I’m not so sure that unredeemed nature is that ready for God. Peter’s recognition of his sinfulness struck terror into his heart to be in the presence of the holy God. The author to the Hebrews wrote (10:31), “It is a dreadful thing to fall into the hands of the living God.” Isaiah cried: “Woe to me! I am ruined! For I am a man of unclean lips, and I live among a people of unclean lips, and my eyes have seen the King, the Lord Almighty.”

It got even more scary for Isaiah when an awesome, frightening creature flew right at him with a hot coal and touched his mouth with it! But then God said, “See, this has touched your lips; your guilt is taken away and your sin atoned for.” Then the Lord asked, “Whom shall I send?

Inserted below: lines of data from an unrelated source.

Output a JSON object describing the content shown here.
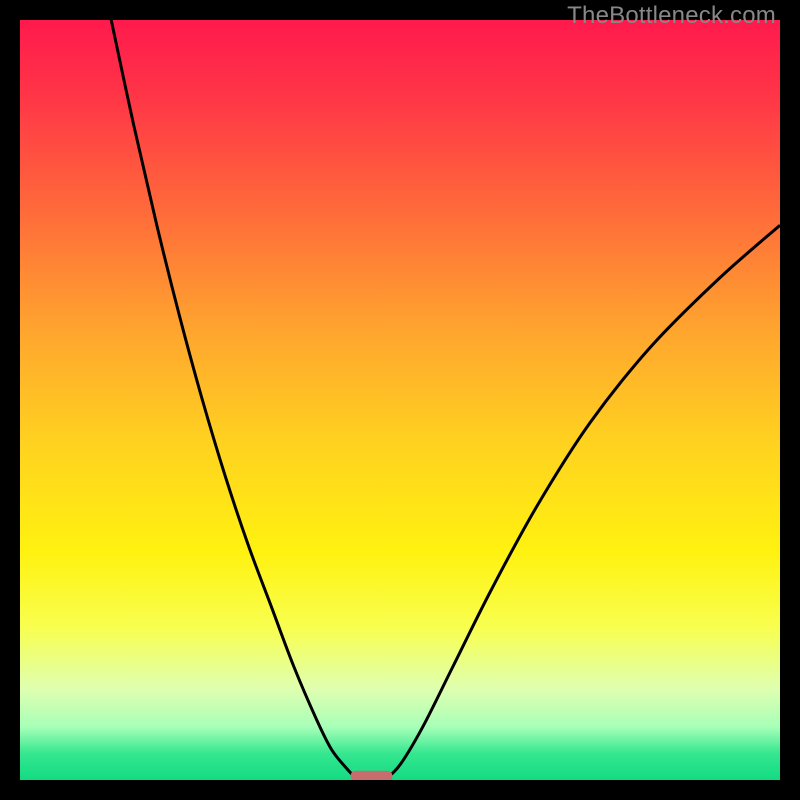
{
  "watermark": "TheBottleneck.com",
  "chart_data": {
    "type": "line",
    "title": "",
    "xlabel": "",
    "ylabel": "",
    "xlim": [
      0,
      100
    ],
    "ylim": [
      0,
      100
    ],
    "series": [
      {
        "name": "left-curve",
        "x": [
          12,
          15,
          18,
          21,
          24,
          27,
          30,
          33,
          36,
          39,
          41,
          43,
          44,
          45
        ],
        "y": [
          100,
          86,
          73,
          61,
          50,
          40,
          31,
          23,
          15,
          8,
          4,
          1.5,
          0.5,
          0
        ]
      },
      {
        "name": "right-curve",
        "x": [
          48,
          50,
          53,
          57,
          62,
          68,
          75,
          83,
          92,
          100
        ],
        "y": [
          0,
          2,
          7,
          15,
          25,
          36,
          47,
          57,
          66,
          73
        ]
      }
    ],
    "marker": {
      "name": "bottleneck-marker",
      "x_start": 43.5,
      "x_end": 49,
      "y": 0.5,
      "color": "#c76d6d"
    },
    "background_gradient": {
      "stops": [
        {
          "offset": 0.0,
          "color": "#ff1a4d"
        },
        {
          "offset": 0.1,
          "color": "#ff3547"
        },
        {
          "offset": 0.25,
          "color": "#ff6a3a"
        },
        {
          "offset": 0.4,
          "color": "#ffa22f"
        },
        {
          "offset": 0.55,
          "color": "#ffd020"
        },
        {
          "offset": 0.7,
          "color": "#fff210"
        },
        {
          "offset": 0.8,
          "color": "#f8ff50"
        },
        {
          "offset": 0.88,
          "color": "#dfffb0"
        },
        {
          "offset": 0.93,
          "color": "#a8ffb8"
        },
        {
          "offset": 0.965,
          "color": "#35e790"
        },
        {
          "offset": 1.0,
          "color": "#13db82"
        }
      ]
    }
  }
}
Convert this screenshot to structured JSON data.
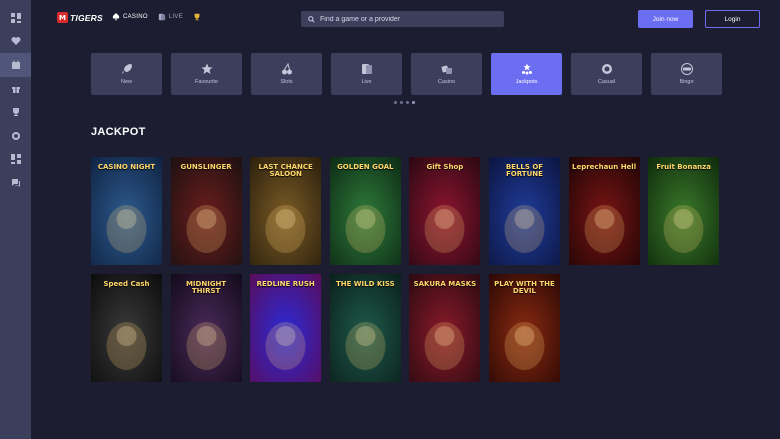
{
  "brand": {
    "mark": "M",
    "name": "TIGERS"
  },
  "top_nav": {
    "casino": "CASINO",
    "live": "LIVE"
  },
  "search": {
    "placeholder": "Find a game or a provider"
  },
  "auth": {
    "join": "Join now",
    "login": "Login"
  },
  "sidebar": {
    "icons": [
      "grid-icon",
      "heart-icon",
      "calendar-icon",
      "gift-icon",
      "trophy-icon",
      "lifebuoy-icon",
      "dashboard-icon",
      "chat-icon"
    ],
    "active_index": 2
  },
  "categories": [
    {
      "label": "New",
      "icon": "rocket-icon"
    },
    {
      "label": "Favourite",
      "icon": "star-icon"
    },
    {
      "label": "Slots",
      "icon": "cherry-icon"
    },
    {
      "label": "Live",
      "icon": "cards-icon"
    },
    {
      "label": "Casino",
      "icon": "dice-icon"
    },
    {
      "label": "Jackpots",
      "icon": "jackpot-icon",
      "active": true
    },
    {
      "label": "Casual",
      "icon": "ring-icon"
    },
    {
      "label": "Bingo",
      "icon": "bingo-icon"
    }
  ],
  "carousel_dots": {
    "count": 4,
    "active_index": 3
  },
  "section": {
    "title": "JACKPOT"
  },
  "games": [
    {
      "title": "CASINO NIGHT",
      "colors": [
        "#2d5a8e",
        "#0f2342"
      ]
    },
    {
      "title": "GUNSLINGER",
      "colors": [
        "#6b1d1d",
        "#1c1010"
      ]
    },
    {
      "title": "LAST CHANCE SALOON",
      "colors": [
        "#7a5b26",
        "#2b1f0c"
      ]
    },
    {
      "title": "GOLDEN GOAL",
      "colors": [
        "#2f7a3a",
        "#0c2a14"
      ]
    },
    {
      "title": "Gift Shop",
      "colors": [
        "#8e1530",
        "#2a0812"
      ]
    },
    {
      "title": "BELLS OF FORTUNE",
      "colors": [
        "#203c9a",
        "#0c1540"
      ]
    },
    {
      "title": "Leprechaun Hell",
      "colors": [
        "#7a1414",
        "#1f0505"
      ]
    },
    {
      "title": "Fruit Bonanza",
      "colors": [
        "#3a7a2a",
        "#0f2a0c"
      ]
    },
    {
      "title": "Speed Cash",
      "colors": [
        "#3a3a3a",
        "#0c0c0c"
      ]
    },
    {
      "title": "MIDNIGHT THIRST",
      "colors": [
        "#4a2a5a",
        "#120a1a"
      ]
    },
    {
      "title": "REDLINE RUSH",
      "colors": [
        "#2a2ad8",
        "#5a0c5a"
      ]
    },
    {
      "title": "THE WILD KISS",
      "colors": [
        "#1e5a4a",
        "#0a1f1c"
      ]
    },
    {
      "title": "SAKURA MASKS",
      "colors": [
        "#8a1a2a",
        "#2a0a10"
      ]
    },
    {
      "title": "PLAY WITH THE DEVIL",
      "colors": [
        "#8a2a10",
        "#2a0805"
      ]
    }
  ]
}
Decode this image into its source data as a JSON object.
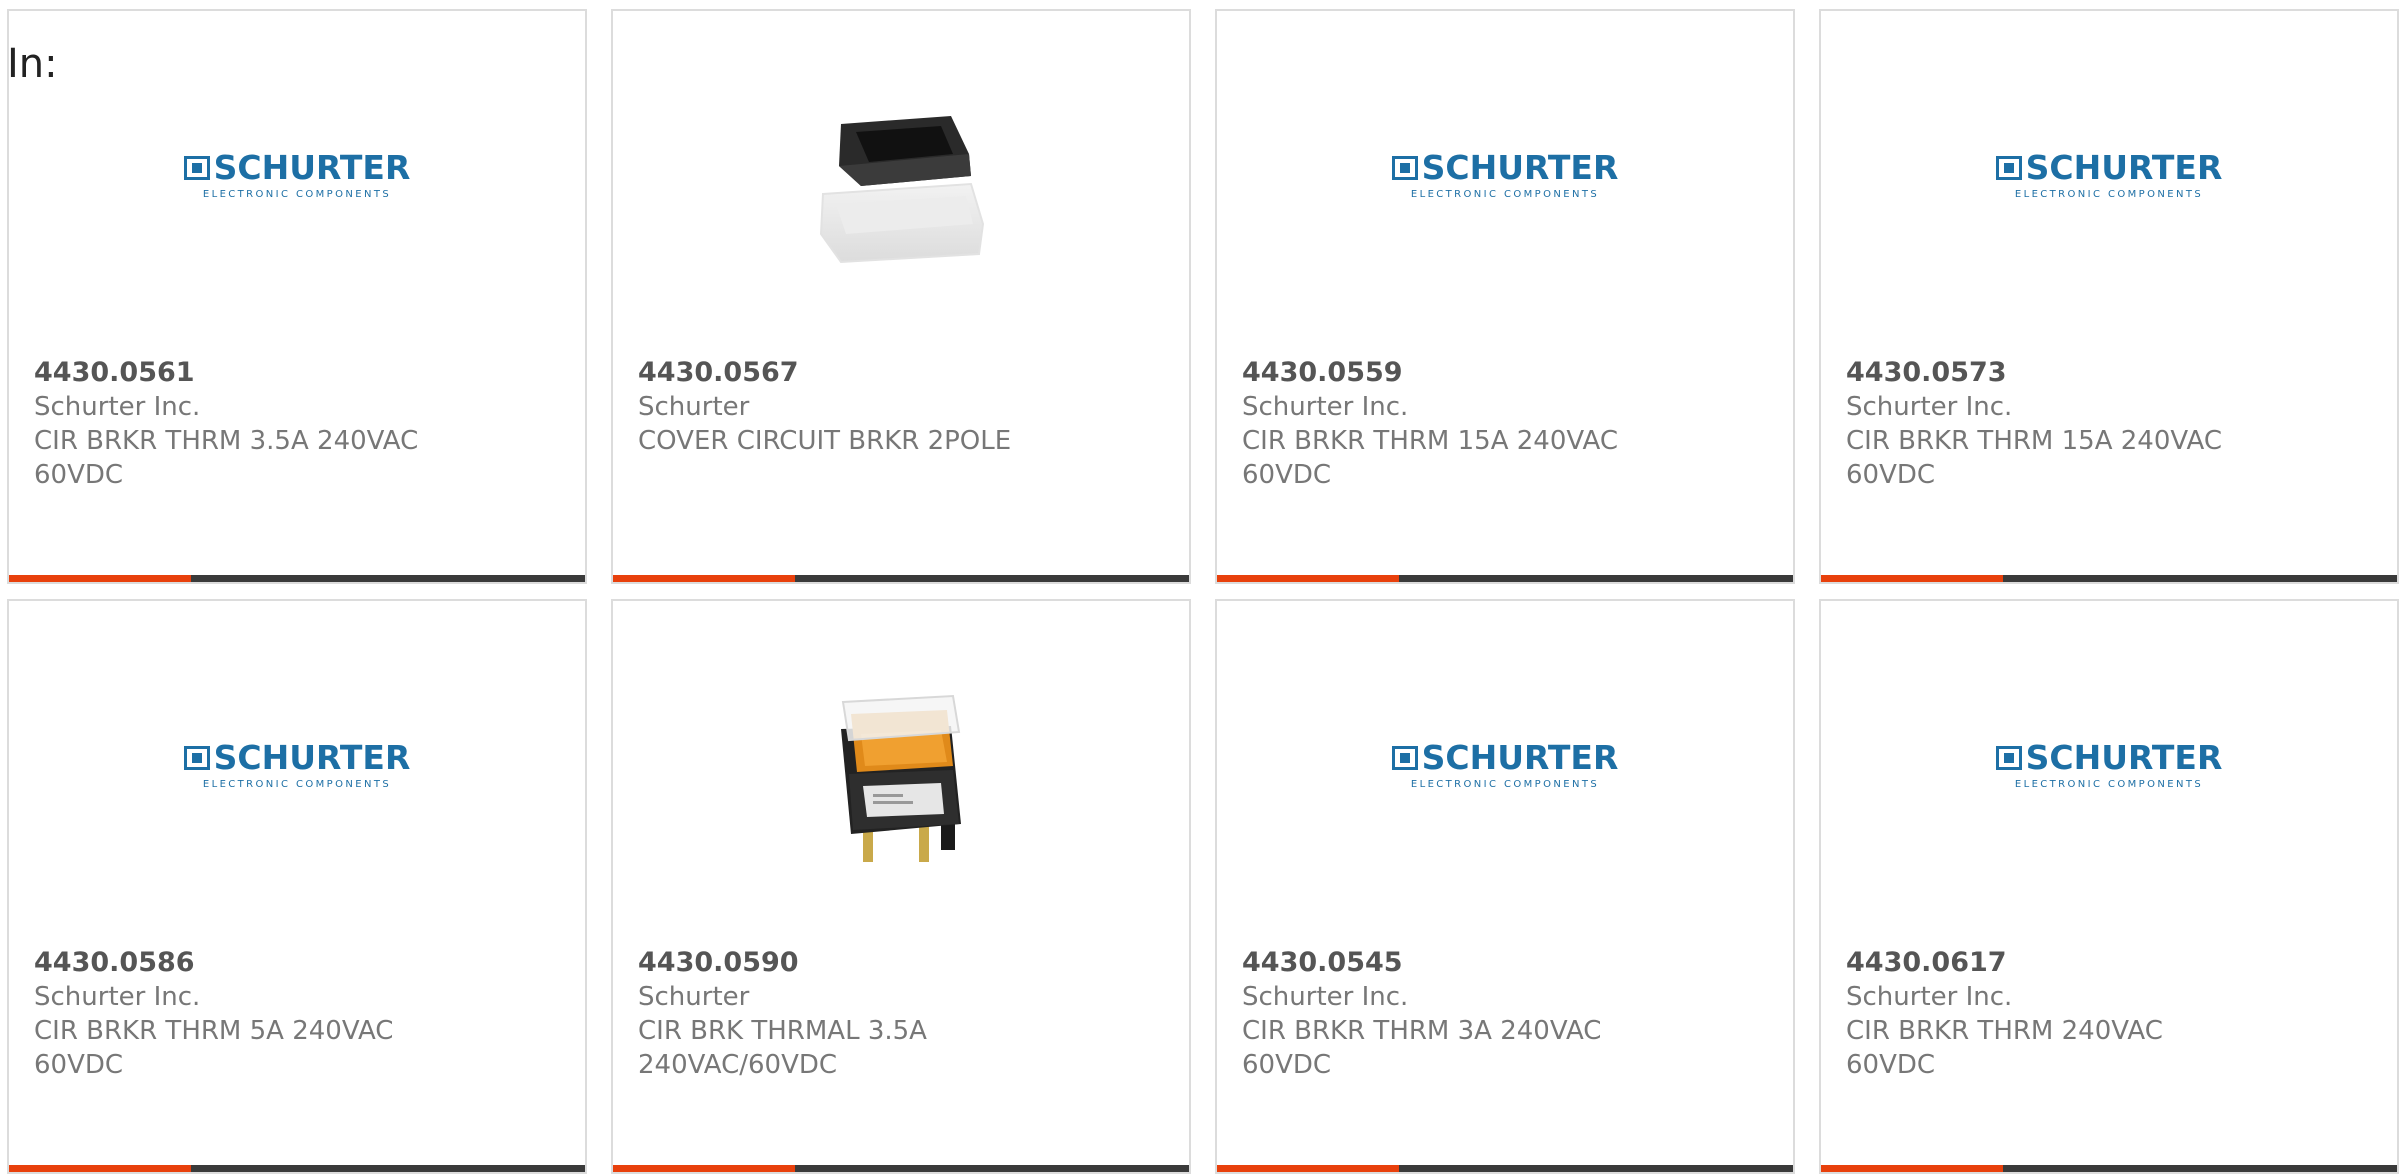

And who will go for us?” And Isaiah said, “Here am I. Send me!”

Our guilt has been taken away and our sin atoned for by the Christ who gave His own life as the sacrifice. He is the one who now asks, “Whom shall I send?”

Mid-Week Stewardship Thought

Scripture Encourages Saving

It’s likely that we had parents who encouraged us to save our money. Now, as adults, we realize how wise they were. Scripture also encourages us to save. “In the house of the wise are stores of choice food and oil, but a foolish man devours all he has” (Proverbs 21:20). This verse points out that only foolish people save nothing for the future. Saving money rather than borrowing makes economic sense, because we are earning money on our savings rather than paying it out on interest charges.

In our lifetimes, we will save money for many purposes. Saving may help us fund education for ourselves and/or our families and help us pay for emergencies. Saving may help us pay for cars and comfortable homes. Saving may enable us to retire comfortably. Saving may keep us from being burdens to others. Saving may enable us to give to those in need. John Wesley, the founder of Methodism wrote, “Christians should make as much as they can, save as much as they can, and give as much as they can.”

To save, we need to make a commitment to save, set saving goals, and develop discipline to make it happen. Start saving today; we can’t afford to procrastinate. Don’t allow yourself to say that you don’t have enough money to save. It is very important to put money aside for the future regardless of the amount. As Solomon wrote, “. . . he who gathers money little by little makes it grow” (Proverbs 13:11).

Prayer: Dear Heavenly Father, help me to manage faithfully the money that You entrust to me. Amen.

Blessings on your journey as a steward!